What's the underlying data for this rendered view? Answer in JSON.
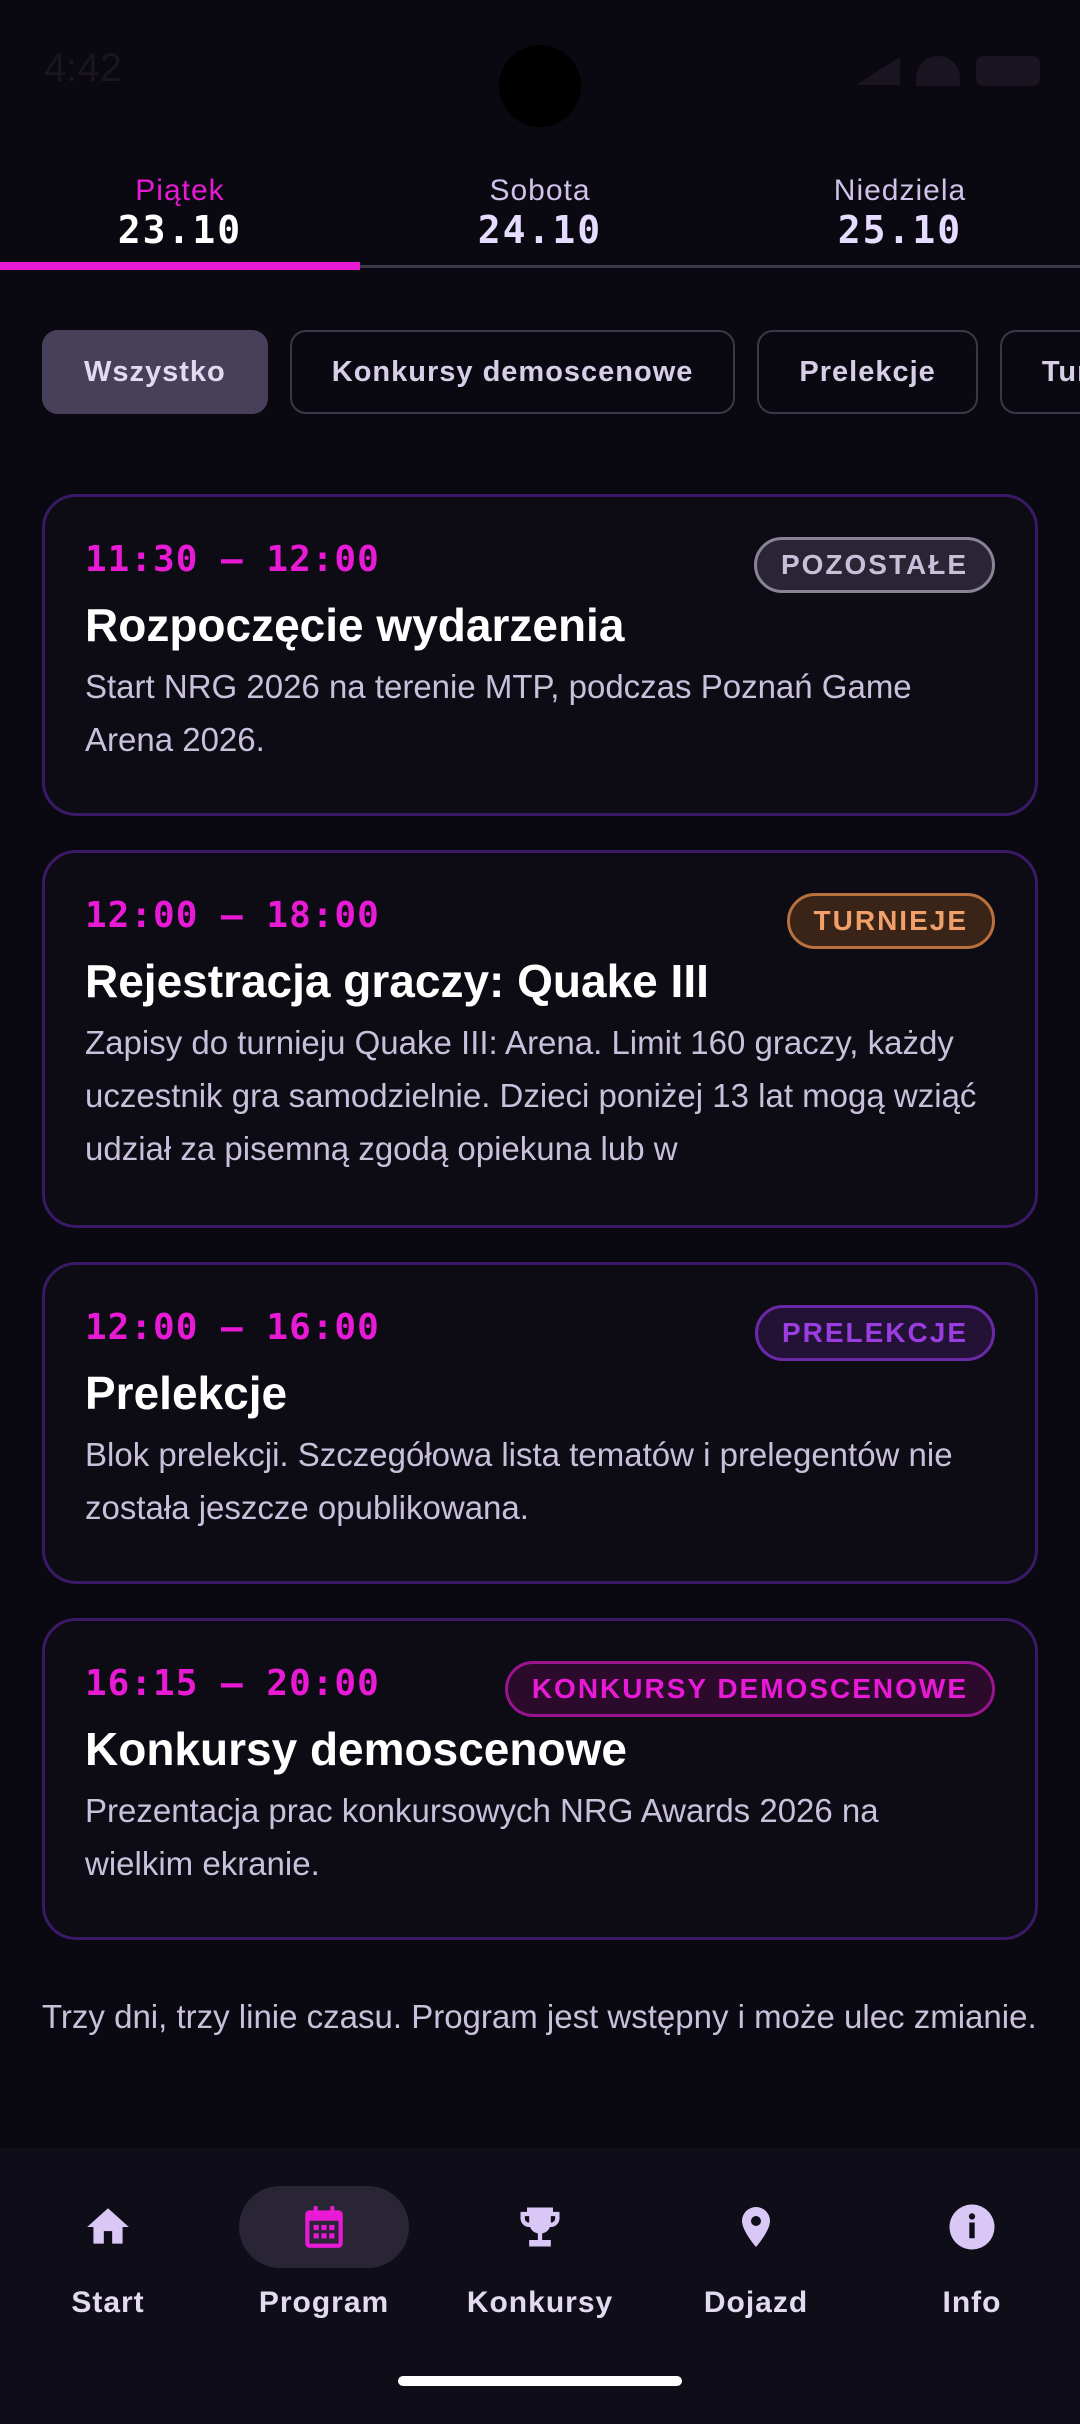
{
  "status_bar": {
    "time": "4:42"
  },
  "days": [
    {
      "name": "Piątek",
      "date": "23.10",
      "active": true
    },
    {
      "name": "Sobota",
      "date": "24.10",
      "active": false
    },
    {
      "name": "Niedziela",
      "date": "25.10",
      "active": false
    }
  ],
  "filters": [
    "Wszystko",
    "Konkursy demoscenowe",
    "Prelekcje",
    "Turnieje"
  ],
  "events": [
    {
      "time": "11:30 – 12:00",
      "badge": "POZOSTAŁE",
      "title": "Rozpoczęcie wydarzenia",
      "description": "Start NRG 2026 na terenie MTP, podczas Poznań Game Arena 2026."
    },
    {
      "time": "12:00 – 18:00",
      "badge": "TURNIEJE",
      "title": "Rejestracja graczy: Quake III",
      "description": "Zapisy do turnieju Quake III: Arena. Limit 160 graczy, każdy uczestnik gra samodzielnie. Dzieci poniżej 13 lat mogą wziąć udział za pisemną zgodą opiekuna lub w"
    },
    {
      "time": "12:00 – 16:00",
      "badge": "PRELEKCJE",
      "title": "Prelekcje",
      "description": "Blok prelekcji. Szczegółowa lista tematów i prelegentów nie została jeszcze opublikowana."
    },
    {
      "time": "16:15 – 20:00",
      "badge": "KONKURSY DEMOSCENOWE",
      "title": "Konkursy demoscenowe",
      "description": "Prezentacja prac konkursowych NRG Awards 2026 na wielkim ekranie."
    }
  ],
  "footnote": "Trzy dni, trzy linie czasu. Program jest wstępny i może ulec zmianie.",
  "nav": [
    {
      "label": "Start",
      "icon": "home-icon"
    },
    {
      "label": "Program",
      "icon": "calendar-icon",
      "active": true
    },
    {
      "label": "Konkursy",
      "icon": "trophy-icon"
    },
    {
      "label": "Dojazd",
      "icon": "map-pin-icon"
    },
    {
      "label": "Info",
      "icon": "info-icon"
    }
  ],
  "colors": {
    "accent": "#e81ad6",
    "background": "#0a0810",
    "card_border": "#3a1a66"
  }
}
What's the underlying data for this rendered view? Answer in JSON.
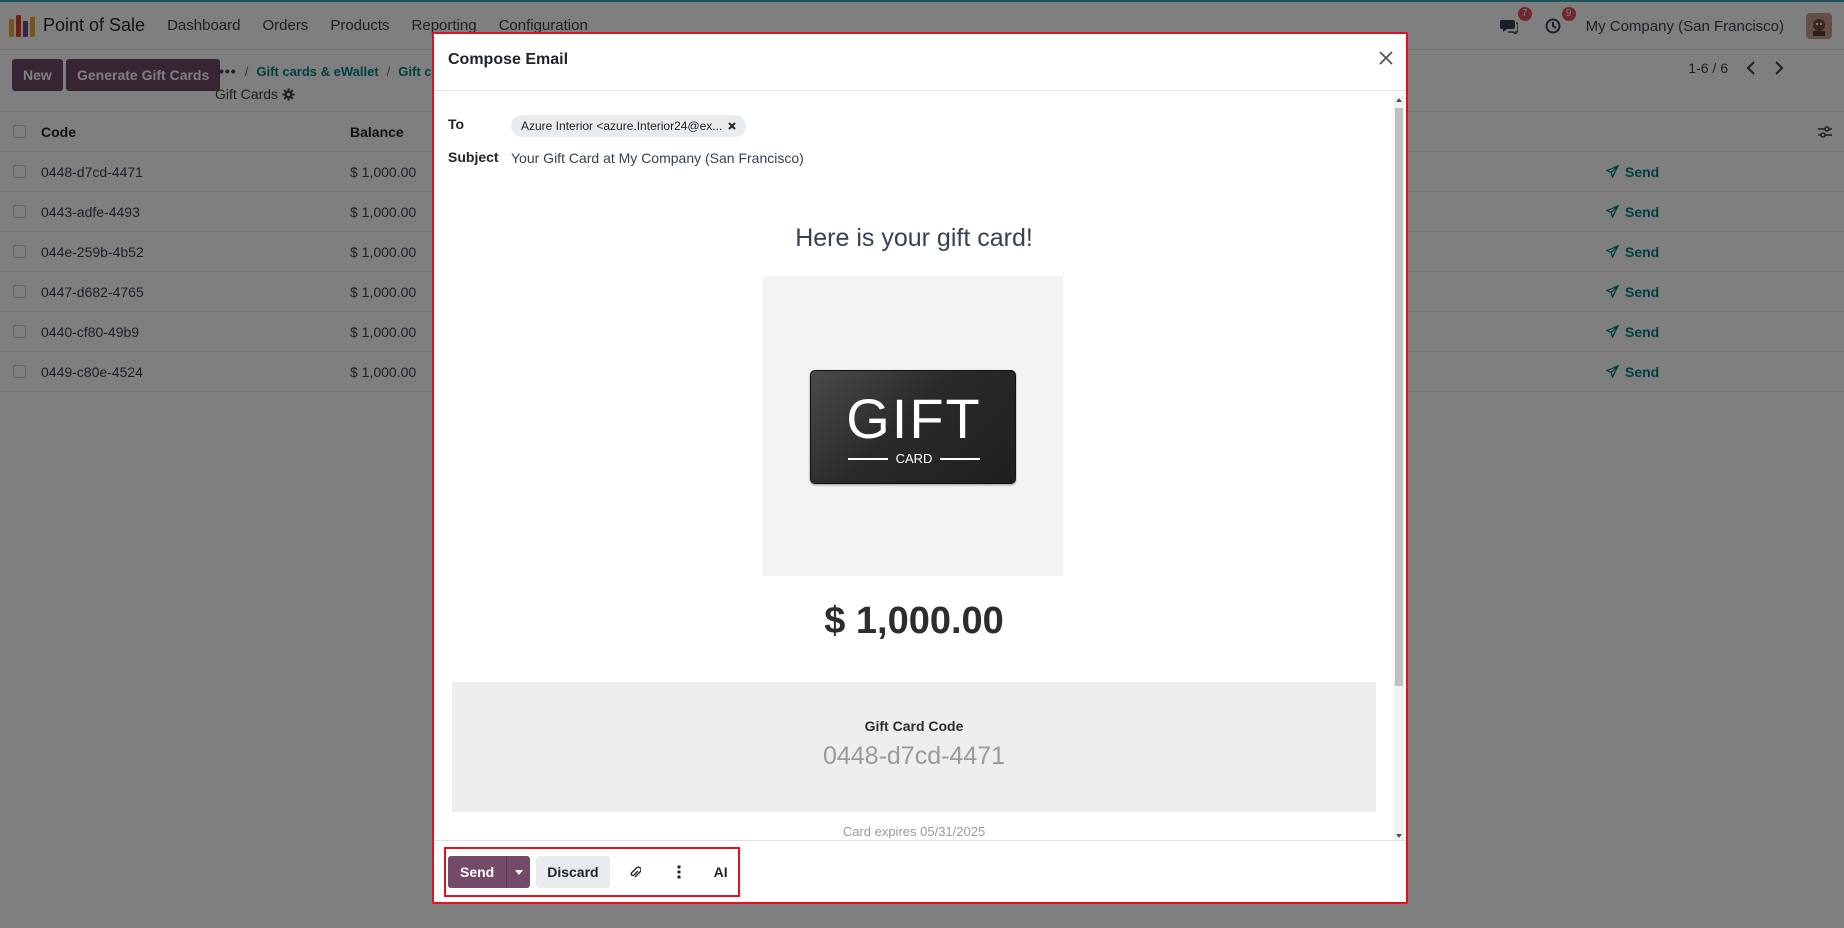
{
  "topbar": {
    "app_name": "Point of Sale",
    "menu": [
      "Dashboard",
      "Orders",
      "Products",
      "Reporting",
      "Configuration"
    ],
    "messages_count": "7",
    "activities_count": "9",
    "company": "My Company (San Francisco)"
  },
  "control_panel": {
    "new_label": "New",
    "generate_label": "Generate Gift Cards",
    "breadcrumb": [
      "Gift cards & eWallet",
      "Gift ca"
    ],
    "current_page": "Gift Cards",
    "pager": "1-6 / 6"
  },
  "list": {
    "columns": [
      "Code",
      "Balance"
    ],
    "send_label": "Send",
    "rows": [
      {
        "code": "0448-d7cd-4471",
        "balance": "$ 1,000.00"
      },
      {
        "code": "0443-adfe-4493",
        "balance": "$ 1,000.00"
      },
      {
        "code": "044e-259b-4b52",
        "balance": "$ 1,000.00"
      },
      {
        "code": "0447-d682-4765",
        "balance": "$ 1,000.00"
      },
      {
        "code": "0440-cf80-49b9",
        "balance": "$ 1,000.00"
      },
      {
        "code": "0449-c80e-4524",
        "balance": "$ 1,000.00"
      }
    ]
  },
  "modal": {
    "title": "Compose Email",
    "to_label": "To",
    "to_tag": "Azure Interior <azure.Interior24@ex...",
    "subject_label": "Subject",
    "subject_value": "Your Gift Card at My Company (San Francisco)",
    "greeting": "Here is your gift card!",
    "card_big_text": "GIFT",
    "card_small_text": "CARD",
    "amount": "$ 1,000.00",
    "code_label": "Gift Card Code",
    "code_value": "0448-d7cd-4471",
    "expires": "Card expires 05/31/2025",
    "footer": {
      "send_label": "Send",
      "discard_label": "Discard",
      "ai_label": "AI"
    }
  },
  "colors": {
    "primary": "#714b67",
    "link": "#017e84",
    "highlight_border": "#e3101f"
  }
}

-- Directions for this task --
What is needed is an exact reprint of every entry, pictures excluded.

-- Problem solution --
What's the underlying data for this rendered view? Answer in JSON.
{
  "status_bar": {
    "time": "4:42"
  },
  "days": [
    {
      "name": "Piątek",
      "date": "23.10",
      "active": true
    },
    {
      "name": "Sobota",
      "date": "24.10",
      "active": false
    },
    {
      "name": "Niedziela",
      "date": "25.10",
      "active": false
    }
  ],
  "filters": [
    "Wszystko",
    "Konkursy demoscenowe",
    "Prelekcje",
    "Turnieje"
  ],
  "events": [
    {
      "time": "11:30 – 12:00",
      "badge": "POZOSTAŁE",
      "title": "Rozpoczęcie wydarzenia",
      "description": "Start NRG 2026 na terenie MTP, podczas Poznań Game Arena 2026."
    },
    {
      "time": "12:00 – 18:00",
      "badge": "TURNIEJE",
      "title": "Rejestracja graczy: Quake III",
      "description": "Zapisy do turnieju Quake III: Arena. Limit 160 graczy, każdy uczestnik gra samodzielnie. Dzieci poniżej 13 lat mogą wziąć udział za pisemną zgodą opiekuna lub w"
    },
    {
      "time": "12:00 – 16:00",
      "badge": "PRELEKCJE",
      "title": "Prelekcje",
      "description": "Blok prelekcji. Szczegółowa lista tematów i prelegentów nie została jeszcze opublikowana."
    },
    {
      "time": "16:15 – 20:00",
      "badge": "KONKURSY DEMOSCENOWE",
      "title": "Konkursy demoscenowe",
      "description": "Prezentacja prac konkursowych NRG Awards 2026 na wielkim ekranie."
    }
  ],
  "footnote": "Trzy dni, trzy linie czasu. Program jest wstępny i może ulec zmianie.",
  "nav": [
    {
      "label": "Start",
      "icon": "home-icon"
    },
    {
      "label": "Program",
      "icon": "calendar-icon",
      "active": true
    },
    {
      "label": "Konkursy",
      "icon": "trophy-icon"
    },
    {
      "label": "Dojazd",
      "icon": "map-pin-icon"
    },
    {
      "label": "Info",
      "icon": "info-icon"
    }
  ],
  "colors": {
    "accent": "#e81ad6",
    "background": "#0a0810",
    "card_border": "#3a1a66"
  }
}
What's the underlying data for this rendered view? Answer in JSON.
{
  "topbar": {
    "app_name": "Point of Sale",
    "menu": [
      "Dashboard",
      "Orders",
      "Products",
      "Reporting",
      "Configuration"
    ],
    "messages_count": "7",
    "activities_count": "9",
    "company": "My Company (San Francisco)"
  },
  "control_panel": {
    "new_label": "New",
    "generate_label": "Generate Gift Cards",
    "breadcrumb": [
      "Gift cards & eWallet",
      "Gift ca"
    ],
    "current_page": "Gift Cards",
    "pager": "1-6 / 6"
  },
  "list": {
    "columns": [
      "Code",
      "Balance"
    ],
    "send_label": "Send",
    "rows": [
      {
        "code": "0448-d7cd-4471",
        "balance": "$ 1,000.00"
      },
      {
        "code": "0443-adfe-4493",
        "balance": "$ 1,000.00"
      },
      {
        "code": "044e-259b-4b52",
        "balance": "$ 1,000.00"
      },
      {
        "code": "0447-d682-4765",
        "balance": "$ 1,000.00"
      },
      {
        "code": "0440-cf80-49b9",
        "balance": "$ 1,000.00"
      },
      {
        "code": "0449-c80e-4524",
        "balance": "$ 1,000.00"
      }
    ]
  },
  "modal": {
    "title": "Compose Email",
    "to_label": "To",
    "to_tag": "Azure Interior <azure.Interior24@ex...",
    "subject_label": "Subject",
    "subject_value": "Your Gift Card at My Company (San Francisco)",
    "greeting": "Here is your gift card!",
    "card_big_text": "GIFT",
    "card_small_text": "CARD",
    "amount": "$ 1,000.00",
    "code_label": "Gift Card Code",
    "code_value": "0448-d7cd-4471",
    "expires": "Card expires 05/31/2025",
    "footer": {
      "send_label": "Send",
      "discard_label": "Discard",
      "ai_label": "AI"
    }
  },
  "colors": {
    "primary": "#714b67",
    "link": "#017e84",
    "highlight_border": "#e3101f"
  }
}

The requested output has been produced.